The Jets will be running the West Coast offense under new coordinator Marty Mornhinweg, which would be a good fit for Flynn, but the Jets are probably not in position to add Flynn's salary. However, if the Hawks do not trade Flynn this offseason, the Jets would be a team to watch next year.
The Raiders are another long shot option. Carson Palmer is due $13 million in 2013, and he has not played well enough to deserve it. GM Reggie McKenzie, who was with the Packers when Schneider was, might decide to part ways with Palmer. That would leave them in need of a passer.
Arizona, Buffalo, Cleveland and Philadelphia are other teams that could look for new QBs this year.
In Arizona, new coach Bruce Arians will have to evaluate Kevin Kolb, John Skelton and Ryan Findley.
In Buffalo, new coach Doug Marrone will have to decide whether Ryan Fitzpatrick should remain as the signal caller.
In Cleveland, new GM Mike Lombardi and coach Rob Chudzinski have to decide whether they are going to stay with 2012 first-round pick Brandon Weeden.
In Philly, new coach Chip Kelly must decide what to do with Michael Vick and Nick Foles.
Schneider has a history of making deals with Buffalo GM Buddy Nix (Marshawn Lynch and Tarvaris Jackson) and with Philly (Chris Clemons), so he has plenty of connections through which to talk about a deal for Flynn.
The key will be compensation, and you have to think Schneider won't take anything less than a second-round pick for Flynn. The best option might be a second or third this year plus a conditional pick in 2014 that depends on how Flynn plays next season.
It's entirely possible the Hawks get no decent offers for Flynn, whether because teams don't see him as a starter or because there will be other options -- Alex Smith, Palmer, Vick, Cassel, Kolb, et al. In that case, the Hawks surely will be fine with the status quo for another year.
But they already are thinking about life without Flynn, having discussed the need to find a backup with similar skills to Wilson. They seem intrigued by some of the mobile quarterbacks in this draft.

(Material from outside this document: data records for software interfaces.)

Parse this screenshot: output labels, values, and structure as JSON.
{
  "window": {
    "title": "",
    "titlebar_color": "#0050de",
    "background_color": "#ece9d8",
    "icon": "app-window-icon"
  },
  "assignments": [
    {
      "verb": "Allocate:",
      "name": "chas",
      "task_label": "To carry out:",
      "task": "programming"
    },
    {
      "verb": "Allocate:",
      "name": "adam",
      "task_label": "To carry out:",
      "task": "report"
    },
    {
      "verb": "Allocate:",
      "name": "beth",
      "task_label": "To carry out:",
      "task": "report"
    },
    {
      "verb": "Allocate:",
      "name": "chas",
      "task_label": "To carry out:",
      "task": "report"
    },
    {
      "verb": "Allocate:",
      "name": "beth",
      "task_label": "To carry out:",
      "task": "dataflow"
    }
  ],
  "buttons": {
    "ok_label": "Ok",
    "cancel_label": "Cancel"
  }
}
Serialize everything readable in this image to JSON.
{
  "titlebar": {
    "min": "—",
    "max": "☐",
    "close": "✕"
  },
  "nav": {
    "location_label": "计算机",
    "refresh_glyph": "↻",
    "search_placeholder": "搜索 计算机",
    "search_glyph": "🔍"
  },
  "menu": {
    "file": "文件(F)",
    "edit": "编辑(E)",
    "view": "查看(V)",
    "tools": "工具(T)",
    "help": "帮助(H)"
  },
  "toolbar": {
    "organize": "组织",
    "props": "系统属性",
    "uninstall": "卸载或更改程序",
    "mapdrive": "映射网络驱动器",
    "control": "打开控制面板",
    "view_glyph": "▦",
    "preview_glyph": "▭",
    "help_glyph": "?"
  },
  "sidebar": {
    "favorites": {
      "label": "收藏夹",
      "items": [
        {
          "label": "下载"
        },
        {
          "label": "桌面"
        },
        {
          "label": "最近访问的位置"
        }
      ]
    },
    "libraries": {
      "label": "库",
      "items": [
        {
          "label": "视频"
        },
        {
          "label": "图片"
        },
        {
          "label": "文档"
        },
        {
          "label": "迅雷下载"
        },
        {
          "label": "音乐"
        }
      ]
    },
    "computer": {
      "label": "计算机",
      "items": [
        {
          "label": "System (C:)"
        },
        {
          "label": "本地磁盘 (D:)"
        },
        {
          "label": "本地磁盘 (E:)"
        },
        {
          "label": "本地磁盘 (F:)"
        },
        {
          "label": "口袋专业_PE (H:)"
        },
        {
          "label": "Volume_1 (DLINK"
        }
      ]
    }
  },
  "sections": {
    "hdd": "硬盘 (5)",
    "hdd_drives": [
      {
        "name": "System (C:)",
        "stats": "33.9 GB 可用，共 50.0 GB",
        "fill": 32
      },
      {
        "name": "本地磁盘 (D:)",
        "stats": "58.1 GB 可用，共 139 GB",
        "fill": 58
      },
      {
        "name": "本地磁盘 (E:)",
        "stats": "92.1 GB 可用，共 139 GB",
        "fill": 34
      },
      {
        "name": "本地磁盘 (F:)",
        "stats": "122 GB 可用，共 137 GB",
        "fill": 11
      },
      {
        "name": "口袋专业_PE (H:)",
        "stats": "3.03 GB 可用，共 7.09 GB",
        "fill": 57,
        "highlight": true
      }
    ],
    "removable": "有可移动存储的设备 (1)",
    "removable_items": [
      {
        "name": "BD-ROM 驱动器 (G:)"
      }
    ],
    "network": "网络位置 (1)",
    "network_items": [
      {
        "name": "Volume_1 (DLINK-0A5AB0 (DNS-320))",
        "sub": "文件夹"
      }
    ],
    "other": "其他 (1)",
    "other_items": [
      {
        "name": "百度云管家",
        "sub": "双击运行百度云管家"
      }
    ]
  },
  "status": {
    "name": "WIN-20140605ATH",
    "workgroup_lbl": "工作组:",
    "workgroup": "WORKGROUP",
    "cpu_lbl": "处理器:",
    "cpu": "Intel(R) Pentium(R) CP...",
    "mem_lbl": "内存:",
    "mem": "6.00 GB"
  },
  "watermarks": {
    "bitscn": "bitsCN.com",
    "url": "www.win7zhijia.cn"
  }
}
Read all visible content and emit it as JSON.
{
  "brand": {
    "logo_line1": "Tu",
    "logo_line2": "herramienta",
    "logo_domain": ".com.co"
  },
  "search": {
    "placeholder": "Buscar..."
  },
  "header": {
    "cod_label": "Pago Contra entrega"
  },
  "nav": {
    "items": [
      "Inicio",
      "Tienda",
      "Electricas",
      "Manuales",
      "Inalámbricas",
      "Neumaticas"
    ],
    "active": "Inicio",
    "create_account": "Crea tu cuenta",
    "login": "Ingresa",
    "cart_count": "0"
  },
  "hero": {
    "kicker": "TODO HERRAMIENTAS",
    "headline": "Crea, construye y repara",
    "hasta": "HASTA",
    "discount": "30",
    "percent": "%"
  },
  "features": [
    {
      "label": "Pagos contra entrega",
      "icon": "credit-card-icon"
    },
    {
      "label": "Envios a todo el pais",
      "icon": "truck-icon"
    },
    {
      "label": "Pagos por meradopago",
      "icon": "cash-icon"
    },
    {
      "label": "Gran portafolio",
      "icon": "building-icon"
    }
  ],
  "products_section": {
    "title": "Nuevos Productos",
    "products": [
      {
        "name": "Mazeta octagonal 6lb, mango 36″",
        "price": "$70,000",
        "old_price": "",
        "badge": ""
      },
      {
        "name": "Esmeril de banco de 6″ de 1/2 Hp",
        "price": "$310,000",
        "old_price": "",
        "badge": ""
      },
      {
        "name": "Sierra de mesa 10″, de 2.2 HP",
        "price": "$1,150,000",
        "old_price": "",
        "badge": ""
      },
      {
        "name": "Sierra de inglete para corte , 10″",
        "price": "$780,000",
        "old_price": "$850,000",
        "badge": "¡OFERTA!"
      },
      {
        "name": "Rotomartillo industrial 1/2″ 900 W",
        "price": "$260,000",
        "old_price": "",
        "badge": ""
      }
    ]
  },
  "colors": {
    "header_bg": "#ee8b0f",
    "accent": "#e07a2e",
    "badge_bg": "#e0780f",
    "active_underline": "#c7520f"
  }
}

"We’ve talked a lot about that,” coach Pete Carroll told reporters. “It would be nice to have another guy that might be able to be a factor that way. There’s some really good kids out there. We’ll see.”